Following a dispute and his deliberate refusal to make payments under the agreement, Mr Grace was pursued by Black Horse. During the course of proceedings, it was discovered that the hire purchase agreement was irredeemably unenforceable due to the breach of s.63 of the Consumer Credit Act 1974 (the CCA) and the consequences of s.127 (as was in force then). This was because a copy of the agreement was not provided to Mr Grace.
The important question for determination was highlighted by Lord Justice Briggs as “the legitimacy of registration as a default with [CRAs] of a non-payment by a debtor (or hirer) of monies contracted to be paid under a regulated but irremediably unenforceable credit agreement, which has not previously been directly addressed in any reported decision”.
It was argued by Black Horse’s counsel that the approach to such matters should follow the decision of Flaux J in the case of McGuffick v. RBS where he held (at para 113) that even where an agreement was unenforceable, this did not prevent a lender registering a default with a CRA. Indeed, this is often a helpful tool in a lenders’ armoury when enforcement is not (immediately) available.
However, Briggs LJ distinguished the present case from McGuffick. The present case was concerned with (a) the accuracy of the registration of non-payment under an unenforceable agreement as a “default in payment”; and, more importantly, (b) in McGuffick Flaux J was considering a temporarily unenforceable agreement rather than an irremediably unenforceability one.
Black Horse also argued that as the CRAs computerised systems did not permit an endorsement that the agreement was actually unenforceable it should not be a requirement to make it an accurate registration. Finally, it was put to the Court that it was in the interests of public policy that such non-payment information should be shared with other lenders.
The Court was not persuaded on any of these points.
It was held that it was not accurate to describe Mr Grace as a “defaulter” under his agreement where this was irremediably unenforceable without, at least, the unenforceable nature of the debt also being recorded in the same entry. This was therefore found to be a breach of a statutory duty under the Data Protection Act 1998 (namely a breach of the fourth principle – accuracy) and actionable under s.13.
There are two distinct outcomes of this case.

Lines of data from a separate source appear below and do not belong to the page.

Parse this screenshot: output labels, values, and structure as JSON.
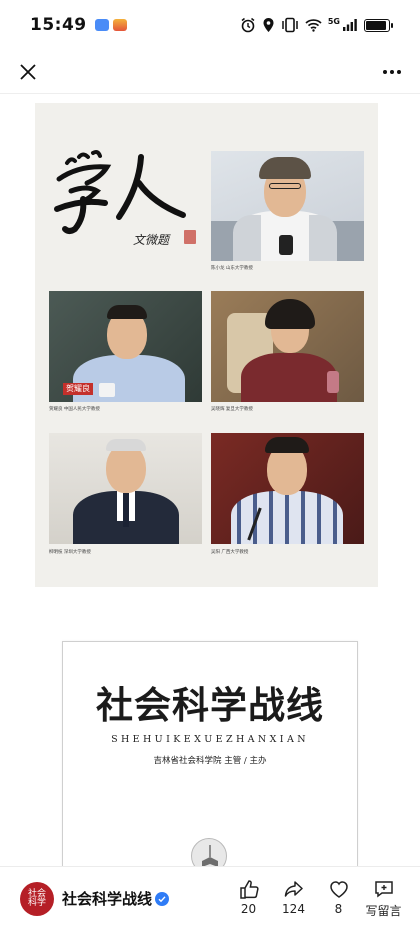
{
  "status_bar": {
    "time": "15:49",
    "network": "5G",
    "battery_level": 0.9,
    "icons": [
      "app-notification-icon",
      "alarm-icon",
      "location-icon",
      "vibrate-icon",
      "wifi-icon",
      "signal-icon",
      "battery-icon"
    ]
  },
  "nav": {
    "close_icon": "close-icon",
    "more_icon": "more-icon"
  },
  "poster": {
    "calligraphy_text": "学人",
    "signature": "文微题",
    "nameplate": "贺耀良",
    "captions": [
      "陈小龙  山东大学教授",
      "贺耀良  中国人民大学教授",
      "吴晓辉  复旦大学教授",
      "柳明枝  深圳大学教授",
      "吴阳  广西大学教授"
    ]
  },
  "cover": {
    "title": "社会科学战线",
    "pinyin": "SHEHUIKEXUEZHANXIAN",
    "publisher": "吉林省社会科学院  主管 / 主办"
  },
  "bottom_bar": {
    "account_name": "社会科学战线",
    "avatar_text": "社会科学",
    "actions": [
      {
        "icon": "thumbs-up-icon",
        "label": "20"
      },
      {
        "icon": "share-icon",
        "label": "124"
      },
      {
        "icon": "heart-icon",
        "label": "8"
      },
      {
        "icon": "comment-add-icon",
        "label": "写留言"
      }
    ]
  },
  "colors": {
    "poster_bg": "#f1f0ec",
    "avatar_red": "#b51f26",
    "verified_blue": "#2f7cf6"
  }
}
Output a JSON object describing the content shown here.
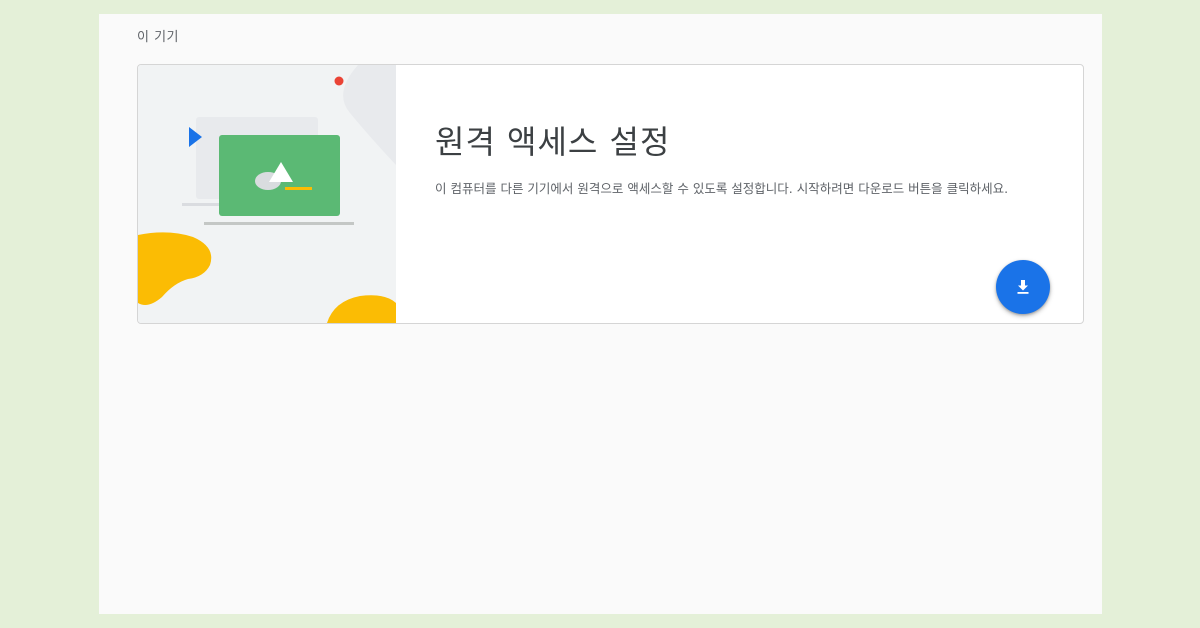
{
  "section": {
    "heading": "이 기기"
  },
  "card": {
    "title": "원격 액세스 설정",
    "description": "이 컴퓨터를 다른 기기에서 원격으로 액세스할 수 있도록 설정합니다. 시작하려면 다운로드 버튼을 클릭하세요.",
    "download_icon": "download-icon"
  },
  "colors": {
    "page_bg": "#e4f0d8",
    "panel_bg": "#fafafa",
    "accent_blue": "#1a73e8",
    "illustration_green": "#5bb974",
    "illustration_yellow": "#fbbc04",
    "illustration_red": "#ea4335"
  }
}
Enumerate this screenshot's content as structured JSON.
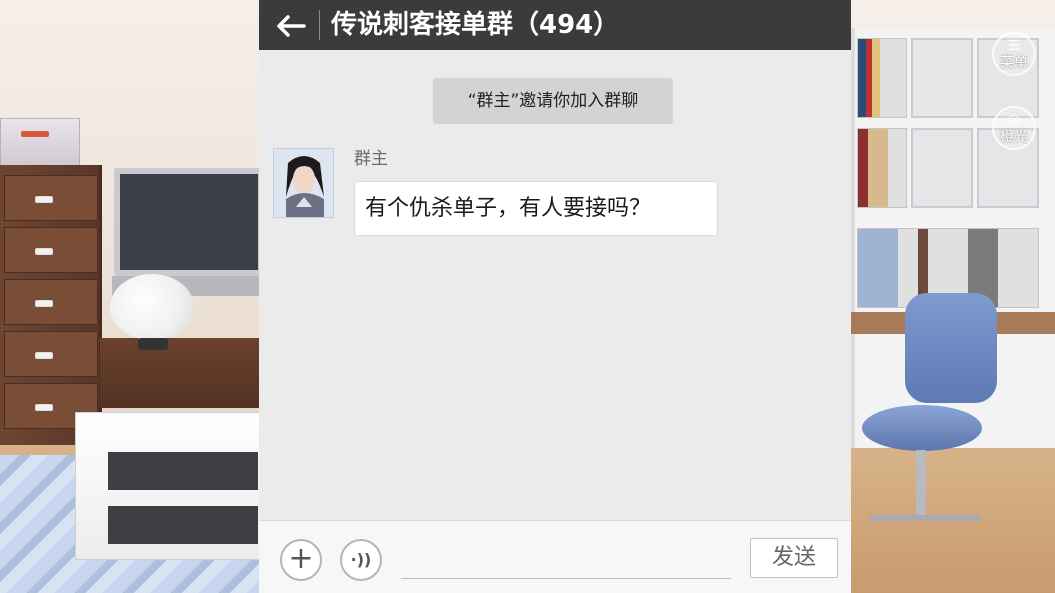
{
  "header": {
    "back_icon": "left-arrow-icon",
    "title": "传说刺客接单群（494）"
  },
  "messages": {
    "system_notice": "“群主”邀请你加入群聊",
    "items": [
      {
        "sender": "群主",
        "text": "有个仇杀单子，有人要接吗？"
      }
    ]
  },
  "input_bar": {
    "plus_icon": "plus-icon",
    "voice_icon": "voice-icon",
    "message_value": "",
    "send_label": "发送"
  },
  "game_menu": {
    "menu_label": "菜单",
    "menu_icon": "list-icon",
    "light_label": "橙光",
    "light_icon": "orange-light-logo-icon"
  },
  "colors": {
    "header_bg": "#3b3b3b",
    "chat_bg": "#ebebeb",
    "system_note_bg": "#d3d3d3",
    "bubble_bg": "#ffffff"
  }
}
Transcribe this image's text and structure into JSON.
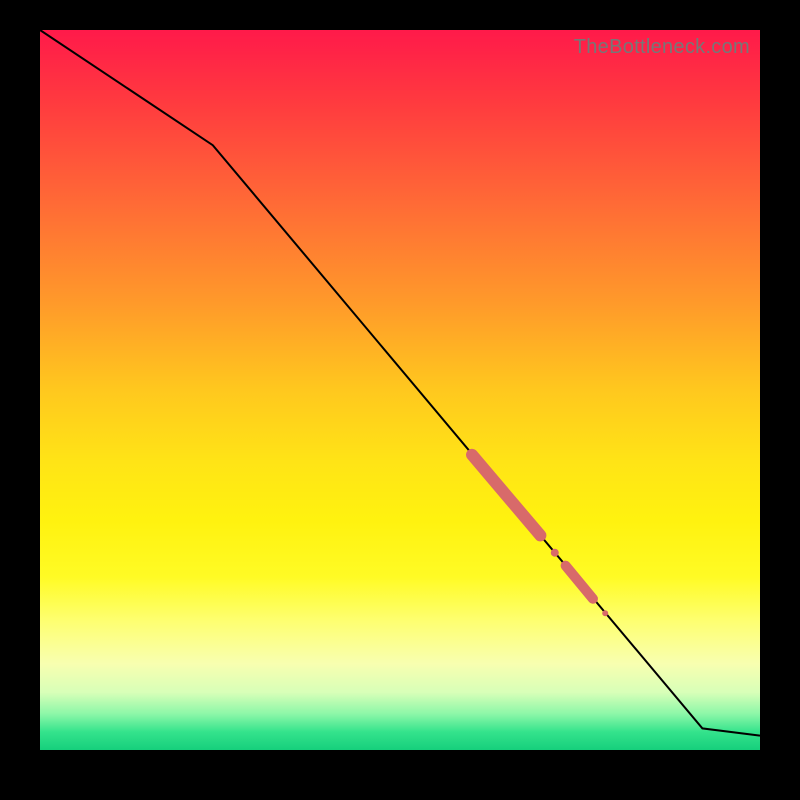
{
  "watermark": "TheBottleneck.com",
  "chart_data": {
    "type": "line",
    "title": "",
    "xlabel": "",
    "ylabel": "",
    "xlim": [
      0,
      100
    ],
    "ylim": [
      0,
      100
    ],
    "grid": false,
    "legend": false,
    "series": [
      {
        "name": "curve",
        "x": [
          0,
          24,
          92,
          100
        ],
        "y": [
          100,
          84,
          3,
          2
        ]
      }
    ],
    "markers": [
      {
        "kind": "rounded-segment",
        "x0": 60.0,
        "y0": 41.0,
        "x1": 69.5,
        "y1": 29.8,
        "width": 12
      },
      {
        "kind": "dot",
        "x": 71.5,
        "y": 27.4,
        "r": 4
      },
      {
        "kind": "rounded-segment",
        "x0": 73.0,
        "y0": 25.6,
        "x1": 76.8,
        "y1": 21.0,
        "width": 10
      },
      {
        "kind": "dot",
        "x": 78.5,
        "y": 19.0,
        "r": 3
      }
    ],
    "background": {
      "type": "vertical-gradient",
      "top_color": "#ff1a4a",
      "bottom_color": "#16cf7c"
    }
  }
}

Firstly, where the facility to provide an endorsement (alongside the default registration) is unavailable and where an agreement is irremediably unenforceable, lenders should reconsider making entries describing a “default in payment”. Albeit, we recognise that since the CCA was amended in April 2007 that particular class of agreements has been significantly limited.
Secondly, and importantly, there may yet be further consequences to come. As Briggs LJ puts it:
“I recognise that this conclusion may require a re-examination of remediable unenforceability, because I am by no means sure that the same analysis may not equally apply. Why should the exempt debtor be labelled a defaulter during any limited period during which Parliament had decided that he should not have to pay? But that question is for another day.”
This raises an important question over the practice of lenders using default registrations with CRAs as an effective tool in the pre-enforcement process.
An examination of a lender’s duties when reporting to CRAs was also considered in the case of Gatt v. Barclays. Here the claim for defamation (where the use of the description “delinquent” was found to be accurate) failed.
Nonetheless, HHJ Maloney QC found, amongst other matters, there is a duty owed by the lender to provide accurate credit references (akin to job references) and, in certain circumstances, this duty would extend to a spouse/business partner of the person subject to the reference.
Individuals are increasingly reliant on a good credit rating to obtain lending at a low rate or even at all. The consequences of a bad credit rating are significant and long lasting. As a result, the scope of claims will be tested and it is possible that the challenges to CRAs’ records and the lenders’ registrations/submissions will increase in the future.
In particular, there are three key points worth highlighting from the above:
- A lender should refrain from registration of a default with a CRA where the agreement is irremediably unenforceable as McGuffick does not apply to these cases;
- Accuracy is key to any registration with a CRA notwithstanding the constraints of the reporting system; and
- There is a significant and wide reaching question still to be determined as to whether a lender is entitled to register a default where an agreement is unenforceable albeit that it may be remediable. Grace & Anr v. Black Horse Limited  EWCA Civ 1413 McGuffick v Royal Bank of Scotland  EWHC 2386 (Comm) Gatt v. Barclays Bank Plc & Williams  EWHC 2 (QB) Durkin v. DSG Retail Limited  UKSC 21